I remember reading an article few years back which had a few lines that really touched me. I do not recall the name of the article or the name of the author. I do recall the lines very vividly, and they are perfect for ending this article:

'Ask the Chechens, ask the Palestinians, ask the Kashmiris how precious freedom is. Even an imperfect one.'

Saturday, August 6, 2011

The Qixi Festival

One of the admirable qualities of London is that it is a very multicultural city. One comes across many different people from all corners of the world, all in a normal day out and about in this busy, bustling city. Learning about new cultures, interacting with different nationalities, being exposed to new thoughts and ideas arouses a long forgotten childlike curiosity deep within our nature.

I have always been fascinated with history, culture and mythology. I have fond memories of how enthralled I was by Greek mythology while growing up, having read quite a few books on the subject. Mythology is extremely intriguing, with how it focuses on explaining the creation of the universe, the beliefs of the ancients and the occurrence of certain events to appease the curiosity of the locals.
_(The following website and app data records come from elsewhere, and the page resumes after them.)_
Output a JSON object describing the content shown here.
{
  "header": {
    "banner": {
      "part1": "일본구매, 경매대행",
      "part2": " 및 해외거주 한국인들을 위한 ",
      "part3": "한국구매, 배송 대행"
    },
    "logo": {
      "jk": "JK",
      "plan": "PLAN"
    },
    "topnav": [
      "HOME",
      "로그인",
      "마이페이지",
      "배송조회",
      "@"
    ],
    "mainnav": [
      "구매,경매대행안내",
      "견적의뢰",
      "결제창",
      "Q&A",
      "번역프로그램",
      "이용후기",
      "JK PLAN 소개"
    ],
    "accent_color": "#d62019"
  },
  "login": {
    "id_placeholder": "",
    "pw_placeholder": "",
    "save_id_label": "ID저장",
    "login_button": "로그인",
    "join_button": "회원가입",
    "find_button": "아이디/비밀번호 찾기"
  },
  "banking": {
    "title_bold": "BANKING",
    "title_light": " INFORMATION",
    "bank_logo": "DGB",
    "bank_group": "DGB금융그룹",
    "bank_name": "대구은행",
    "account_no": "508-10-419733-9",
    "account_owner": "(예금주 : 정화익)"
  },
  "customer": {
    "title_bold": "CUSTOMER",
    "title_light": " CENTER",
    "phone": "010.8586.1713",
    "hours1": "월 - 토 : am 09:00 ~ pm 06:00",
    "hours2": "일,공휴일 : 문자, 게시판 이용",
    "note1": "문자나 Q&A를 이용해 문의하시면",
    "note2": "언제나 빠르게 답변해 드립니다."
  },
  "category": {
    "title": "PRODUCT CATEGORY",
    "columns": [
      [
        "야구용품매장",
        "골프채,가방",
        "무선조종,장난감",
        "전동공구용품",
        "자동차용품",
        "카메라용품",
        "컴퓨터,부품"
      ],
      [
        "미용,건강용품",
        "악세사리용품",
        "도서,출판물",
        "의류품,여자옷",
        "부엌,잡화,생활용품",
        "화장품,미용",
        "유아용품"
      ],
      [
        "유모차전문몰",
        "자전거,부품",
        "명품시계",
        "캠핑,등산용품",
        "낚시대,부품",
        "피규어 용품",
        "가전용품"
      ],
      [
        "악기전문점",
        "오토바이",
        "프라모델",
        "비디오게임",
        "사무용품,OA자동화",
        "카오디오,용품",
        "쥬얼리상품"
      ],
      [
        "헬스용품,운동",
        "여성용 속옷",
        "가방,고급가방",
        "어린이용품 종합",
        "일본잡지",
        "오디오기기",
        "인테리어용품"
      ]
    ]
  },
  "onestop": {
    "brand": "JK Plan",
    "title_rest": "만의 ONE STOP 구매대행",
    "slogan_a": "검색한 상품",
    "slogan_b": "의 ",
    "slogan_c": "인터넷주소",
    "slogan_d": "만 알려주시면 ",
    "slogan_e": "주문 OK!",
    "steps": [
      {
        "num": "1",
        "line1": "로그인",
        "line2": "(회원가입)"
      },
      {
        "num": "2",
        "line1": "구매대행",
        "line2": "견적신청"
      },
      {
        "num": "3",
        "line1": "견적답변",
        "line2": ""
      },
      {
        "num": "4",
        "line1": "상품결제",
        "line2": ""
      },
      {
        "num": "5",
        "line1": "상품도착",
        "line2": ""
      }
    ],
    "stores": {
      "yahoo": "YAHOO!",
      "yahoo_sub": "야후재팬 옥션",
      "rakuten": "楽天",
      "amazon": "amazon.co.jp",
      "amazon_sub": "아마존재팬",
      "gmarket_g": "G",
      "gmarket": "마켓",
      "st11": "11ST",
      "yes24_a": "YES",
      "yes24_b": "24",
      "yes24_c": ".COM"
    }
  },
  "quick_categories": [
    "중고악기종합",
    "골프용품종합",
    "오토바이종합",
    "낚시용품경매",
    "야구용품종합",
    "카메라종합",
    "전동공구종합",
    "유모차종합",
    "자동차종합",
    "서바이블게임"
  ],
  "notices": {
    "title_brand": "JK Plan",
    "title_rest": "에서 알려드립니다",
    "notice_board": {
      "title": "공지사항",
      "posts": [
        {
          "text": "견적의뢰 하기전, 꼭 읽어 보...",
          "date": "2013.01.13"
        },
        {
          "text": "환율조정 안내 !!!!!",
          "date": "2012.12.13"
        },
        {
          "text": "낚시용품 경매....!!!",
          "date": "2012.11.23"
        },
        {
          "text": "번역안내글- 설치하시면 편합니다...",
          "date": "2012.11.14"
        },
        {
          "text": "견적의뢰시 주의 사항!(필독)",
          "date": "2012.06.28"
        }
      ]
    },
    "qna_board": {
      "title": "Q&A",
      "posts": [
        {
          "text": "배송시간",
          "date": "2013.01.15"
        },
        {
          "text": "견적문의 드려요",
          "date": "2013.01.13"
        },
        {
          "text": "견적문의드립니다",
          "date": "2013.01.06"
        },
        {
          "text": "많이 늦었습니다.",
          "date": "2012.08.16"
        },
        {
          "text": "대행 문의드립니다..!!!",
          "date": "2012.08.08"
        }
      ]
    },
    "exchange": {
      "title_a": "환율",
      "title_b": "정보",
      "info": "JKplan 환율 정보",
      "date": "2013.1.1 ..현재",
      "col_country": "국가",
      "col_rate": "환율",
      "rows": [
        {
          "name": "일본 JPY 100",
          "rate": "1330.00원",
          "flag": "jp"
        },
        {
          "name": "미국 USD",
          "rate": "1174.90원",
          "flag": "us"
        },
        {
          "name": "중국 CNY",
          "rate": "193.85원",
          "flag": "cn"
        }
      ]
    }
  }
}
I enjoy how it is a play between vivid imagination and creativity that is so surreal yet believable by a few that it has survived hundreds, even thousands of years to be told to this date.

I happened to cross paths with a Chinese friend on one such fateful day a year or two back. My friend was all dressed up and excited, and enlightened me about the Qixi festival, which derives its roots from Chinese mythology. 'Qi Xi' means the 'Night of Sevens' and it falls on the seventh day of the seventh month of the Chinese calender. It has a very captivating story behind it. Chinese legend says that the seventh daughter of the Goddess of Heaven whose name was Zhinu was bored, and instead of conducting her duty of weaving colorful clouds, came down on Earth looking for some fun. There she came across a local cowherd Niulang. The two fell in love and got married. When the Goddess of Heaven found out that her daughter had married a mere mortal, she was consumed with anger. She took out her hairpin, and scratched a wide river in the sky, thus forming the Milky Way and exiled both of them to the opposite sides of the Milky Way.

Chinese Mythology has it that the two stars in the sky, Vega which lies on the east of the Milky Way is Zhinu while Altair on the west side is Niulang. Zhinu sits on the east side of the Milky Way, sadly weaving the clouds and conducting her duties while her husband Niulang waits for her and watches her from the other end of the sky. However when the Goddess of Heaven sees how true their love is, she takes pity on them and allows them to meet once a year on the seventh day of the seventh month of the Chinese lunar calender. From an astronomical point of view, the two stars Altair and Vega are also said to be nearest to each other on this night, despite this myth being approximately two million years old.

The Qixi Festival is the equivalent of the western Valentines Day, and because it is calculated using the Chinese Calender, falls on a different date each year. This year it falls today, on the 6th of August 2011. So it is these different cultures and traditions whom we should thank for making us appreciate just how much beauty and legend can lie on an otherwise ordinary day of the year.